Do We Choose Belief?

Many state blithely that they choose to believe this or that. The statement, on the face of it, is absurd. It is impossible for most of us to believe, for example, that 2 + 3 = 6. This proves easily that some beliefs are impossible, but it does not prove that it is impossible to choose some beliefs. Some people believe blue is attractive and other find it much less attractive. If I am forced to live or work in an environment where nearly every thing around me is blue, it is in my interest to believe that blue is attractive. It may or may not be possible for me to choose to be attracted to blue, but it does not really matter as this does not seem to be a belief in the important sense most people want to assign to belief.

When people say they choose to believe something, they are generally talking about something like the existence of moral value or God or mathematics. William James famously declared that our first act of free will is to believe in free will. His point is well taken, by some anyway. Life is filled with choices, and we make choices based on our beliefs. If we do not believe we have control over our beliefs, then we do not believe we have control over our choices. If we do not believe we can make choices, we are rather stuck in the mud. The fact that we carry on with our lives is evidence that most of us at least behave as if free will is possible.

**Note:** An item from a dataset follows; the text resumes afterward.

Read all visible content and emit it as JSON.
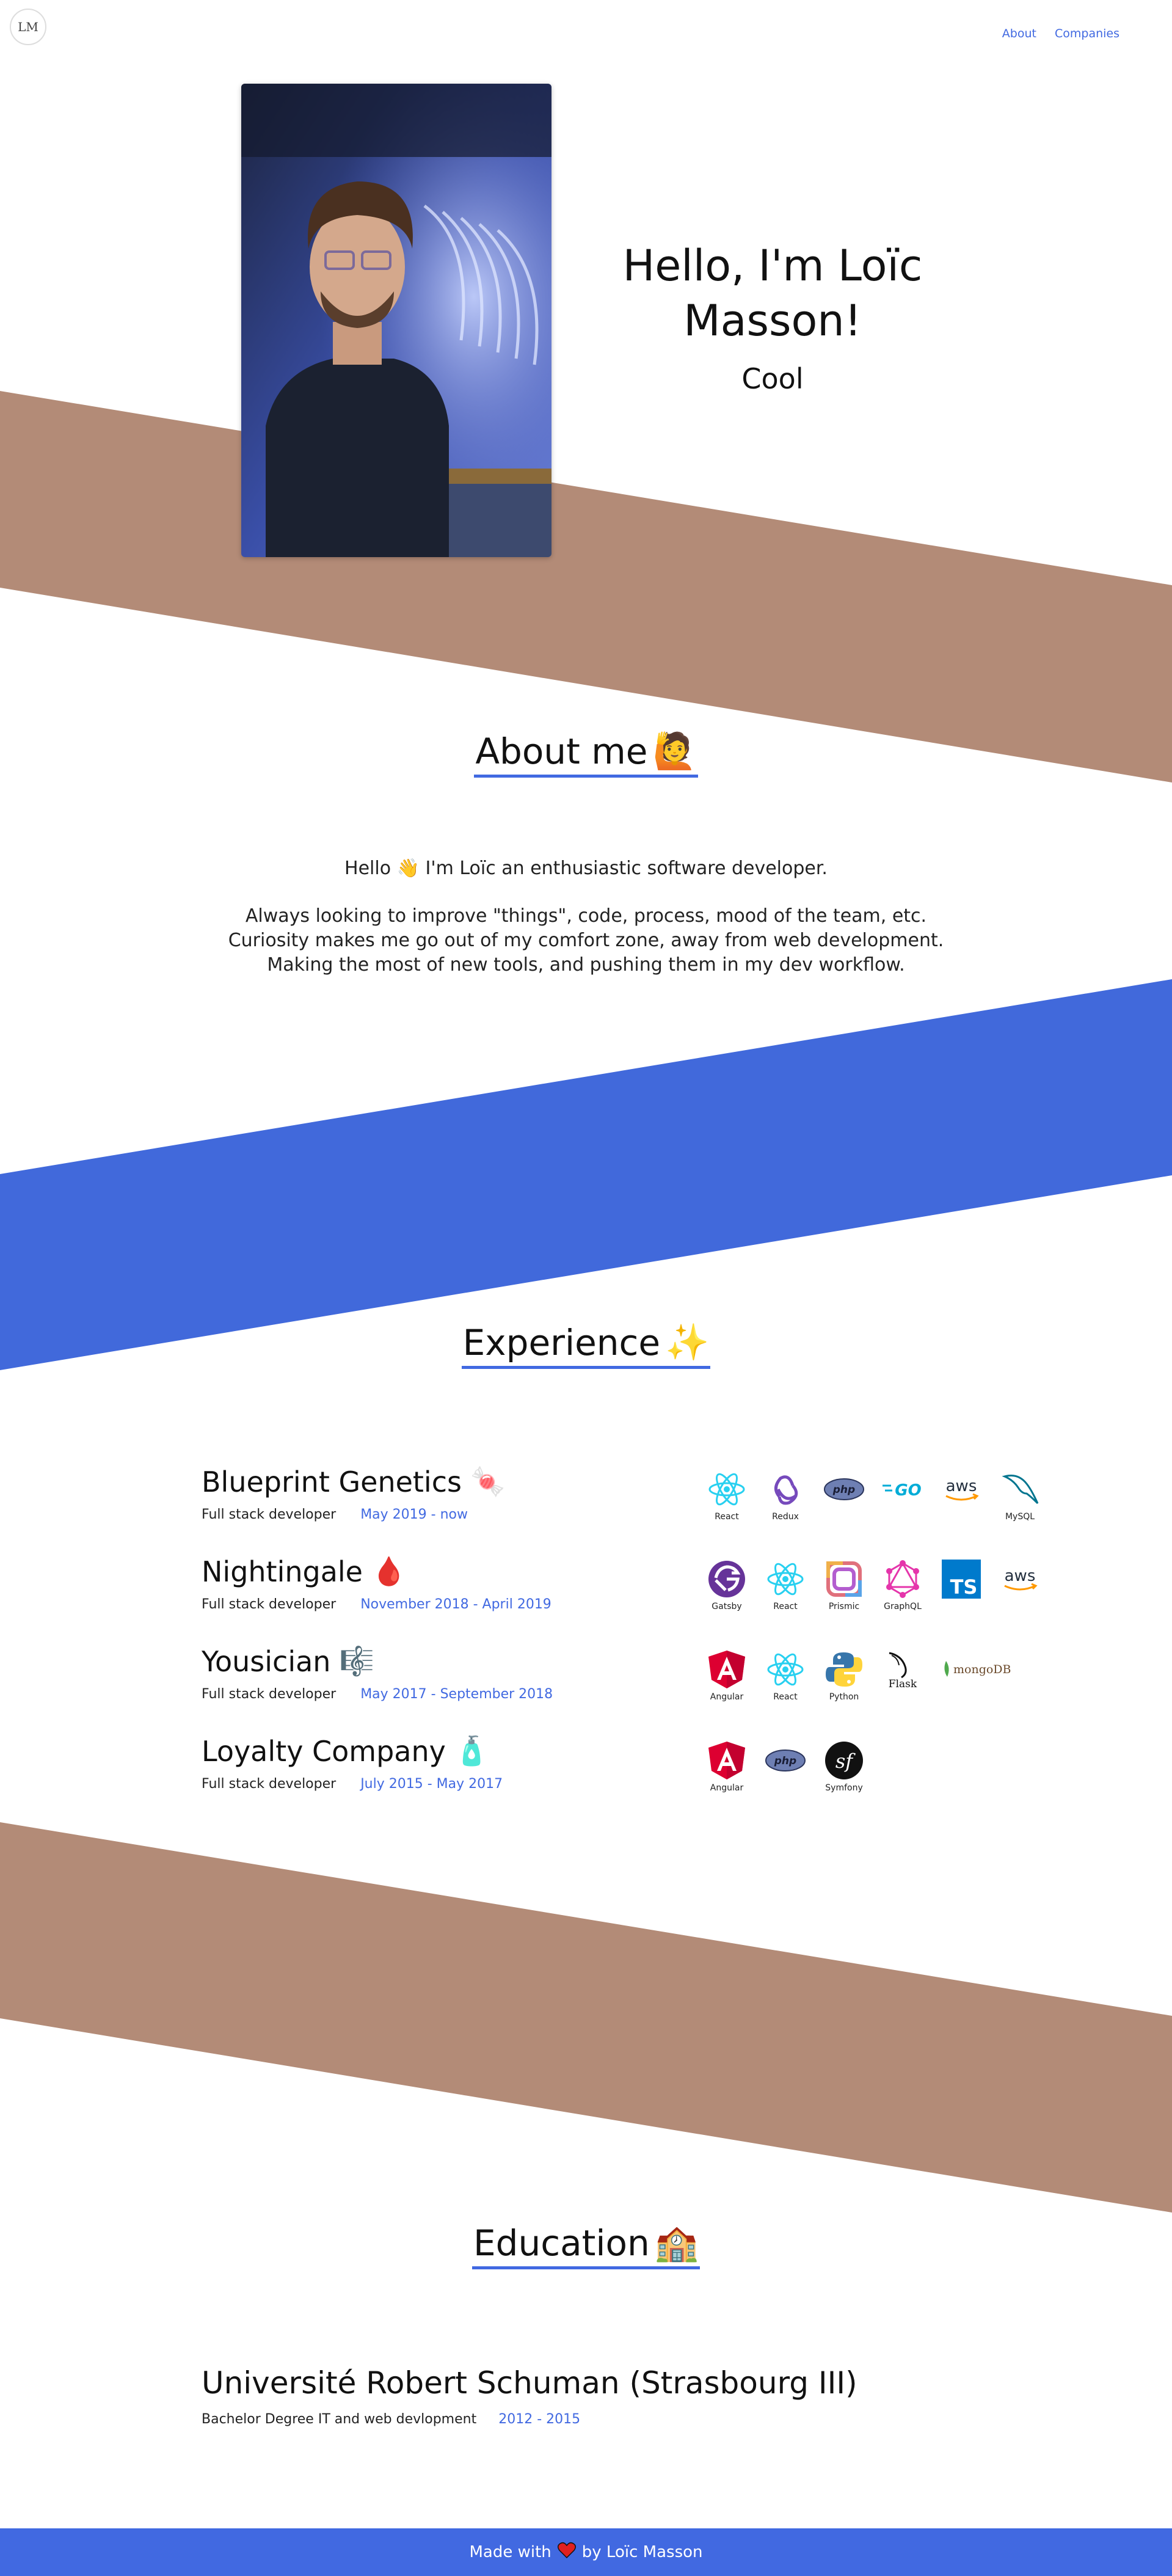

Of course, free will, and freedom of belief are hardly one and the same. Is it possible for someone who believes recreational homicide is wrong to come to a different conclusion by an act of will? It is conceivable (though just barely) that some argument or experience might change ones mind, but this is not an act of will. If I move to a society where disbelief in Odin is punishable by death (no, I am not aware of any such society), I would certainly choose to avow publicly that I believe in Odin, but this avowal would be made much easier by actually being able to believe in Odin, for it is easiest to avow an occurrent belief.

Perhaps if we cannot simply choose a belief, we can choose to examine a belief in more detail in order to move closer to a new belief. I live where belief in Odin is required, but I do not as yet believe in Odin. In fact, I do not have the requisite experience or knowledge to believe in Odin, so I may begin to read texts on the basic tenets of Odin’s followers. I may attend worship services devoted to Odin. I may mimic prayers and sacrifices to Odin, if such are appropriate. I may discuss the virtues of Odin belief with his followers. When I come to understand Odin better, I may come to believe in Odin and declare honestly and proudly, “I choose to believe in the infinite power and mercy of Odin.” I may congratulate myself on discovering ways to choose beliefs. Now, I need only to define a belief.

2 thoughts on “Do We Choose Belief?

  1. Jeff Savage Jr. 04/09/2007 / 2:57 pm

    I have battled the concept of belief myself. I was raised in a Christian home, and early on found myself questioning the many doctrines inside that single faith. This contraversy lead me on an eventual path of disbelief. This was a painful struggle, for I loved my God, and felt a piece of myself dying slowly as I went through this process. I remember praying (the last time I did so) for God to return to me my faith. This did not happen, and I extended to my God that if He was to create me in a way where I had the ability to question, and required that I have true faith for salvation, then that in itself was a contradiction. I also extended to Him at this time that I would no longer believe simply because I should, and my doubt and concern was justified. In designing me this way, if punishment was to be mine, then he could condem me to hell with all the other “believers” of other faiths; for where their beliefs less than mine? (A truely bold statement I know) What choice do I have to have faith. Was it I that made a brain bent on scientific knowledge and against that on religious wisdom. Do I chose anything at all, or am I bent towards these choices already. I will always question, and always have ideas. True enlightenment comes, I believe, from constant criticism of our ideas, and not constant reinforcement of them. For it is easier to agree with ones self than to battle against him, but the easiest path is most often not the correct or “right” one. Instead of belief, ideas are the right path, because changing an idea is much simplier than changing a belief upon further knowledge against such. Constant doubt,is painful, yet appropiate; but what choice do we have in our thinking anyway.

  2. Anonymous 08/09/2007 / 10:02 am

    I can relate to your struggle of belief. My grandfather was an avowed atheist, and taught me to believe that science could explain everything. “That all knowledge is scientific knowledge”. as he used to say.. Later in life I began to ask how is it that I know this with absolute certainty? My doubt began by asking questions that science cannot by its nature and design answer…..the why questions (science only answers how something works or behaves or operates) I fought my disbelief that science had all the answers vehemently, but my doubts continued to flood my mind. I soon realized that my belief just a form of scientism. I began to understand that this proposition “all knowledge is scientific knowledge” can not be proved by science. It is a metaphysical statement and assumption that transcends any scientific experiment that could prove it to be true. I began reading Aristotle and Thomas Aquinas, and came to see that scientific knowledge is only part of the whole but cannot explain the whole. These great thinkers along with Jacques Maritain and a more contemporary Thomist Benedict Ashley, that yes science is first in the order of knowing (epistemology) but science leads to an understanding of the mind and intellect of the Universe.

Leave a Reply